9. Aster Falls – 2.8 miles roundtrip with 320 feet elevation gain / Aster Park 4 miles roundtrip with 780 feet roundtrip. Bathrooms at Two Medicine Campstore.
I list these both in one because I have been here many times with families that have members that want to go ahead and brave the switchbacks while the rest of the family chills at the falls. This is a nice hike with both forested and meadow views. The first half of the hike is moose country, so keep your eyes open. Once you cross the small bridge, you will see the trail to the falls on your left. There is not a ton of space to hang out in the spring (due to all the water), but it does have a nice rock to sit on later in the season. For those that don’t mind some uphill, keep going up the switchbacks to “Aster Park”. The trail ends on some great sitting rocks with a view over looking Two Medicine Valley. A wonderful place for a picnic…or a nap on a sunny day.

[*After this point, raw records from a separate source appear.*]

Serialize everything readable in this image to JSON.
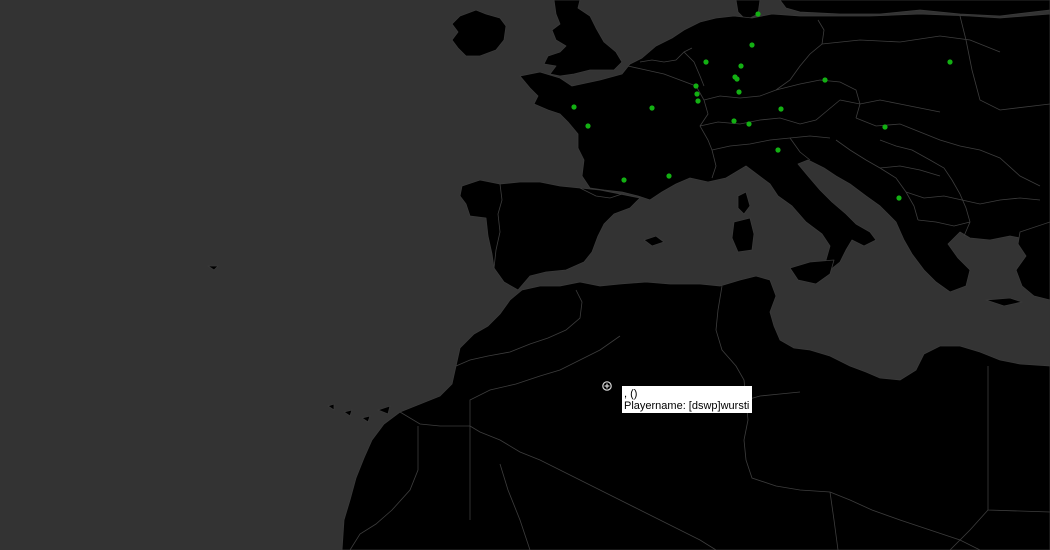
{
  "map": {
    "ocean_color": "#333333",
    "land_color": "#000000",
    "border_color": "#3d3d3d",
    "player_marker_color": "#13b013",
    "cursor": "crosshair-plus"
  },
  "tooltip": {
    "line1": ", ()",
    "line2": "Playername: [dswp]wursti"
  }
}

Google map of the trail to Twin Falls.
This is another destination with a boat ride (Glacier Park Boat Company). Although the trail around the Lake is nice, the boat shaves almost 6 miles off this roundtrip and they do a great commentary about the cultural and natural history of the area. The trail up to Twin Falls is a nice, easy, and wooded walk. Twin Falls, as all waterfalls are, really nice and full in the spring. In the fall, the water is usually low enough to cross the creek and have lunch on the rocky areas around the falls (again, insert acknowledgement of risk). NOTE: The falls on the left is home to an American Dipper (aka. Ousel). These are amazing little birds that literally stand in fast flowing water to get their food. Keep your eyes out for this little gray bird (it’s really good at blending in!).

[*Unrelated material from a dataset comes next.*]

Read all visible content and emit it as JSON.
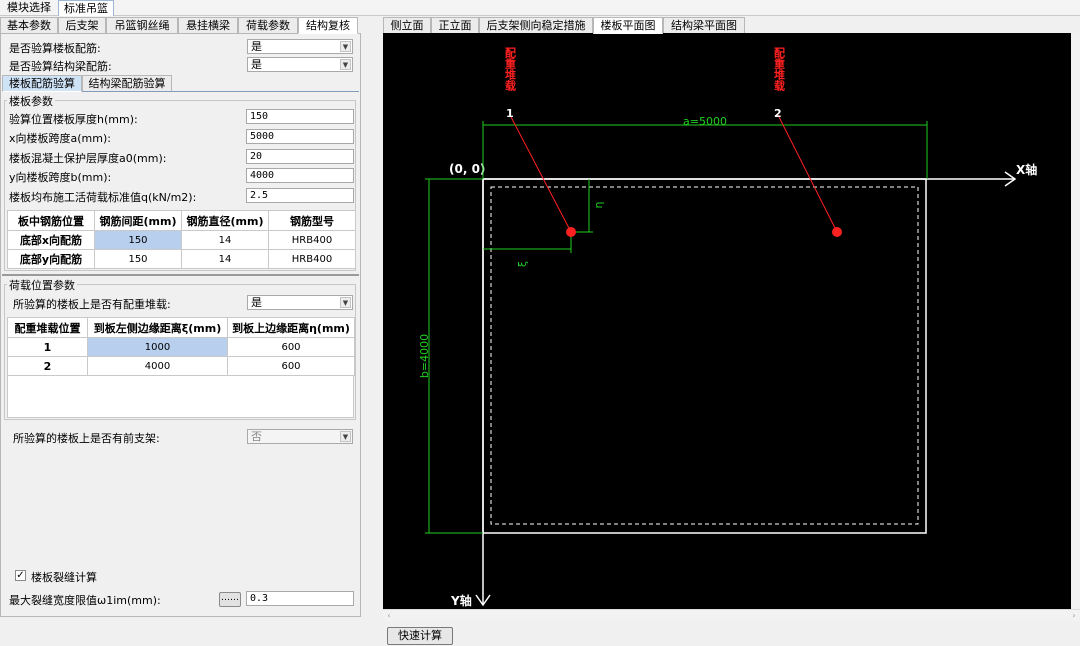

For those looking for a little bit more of a hike try Upper Two Medicine Lake. It’s 4.8 miles roundtrip. 380 feet elevation gain. Bathrooms are at the lake. NOTE: This is also a backcountry campsite. Please do not eat in the tent sites. If you are looking for a spot that is less buggy or out of the wind, try the flat rocks before the campsite that looks out over the smaller ponds and the valley.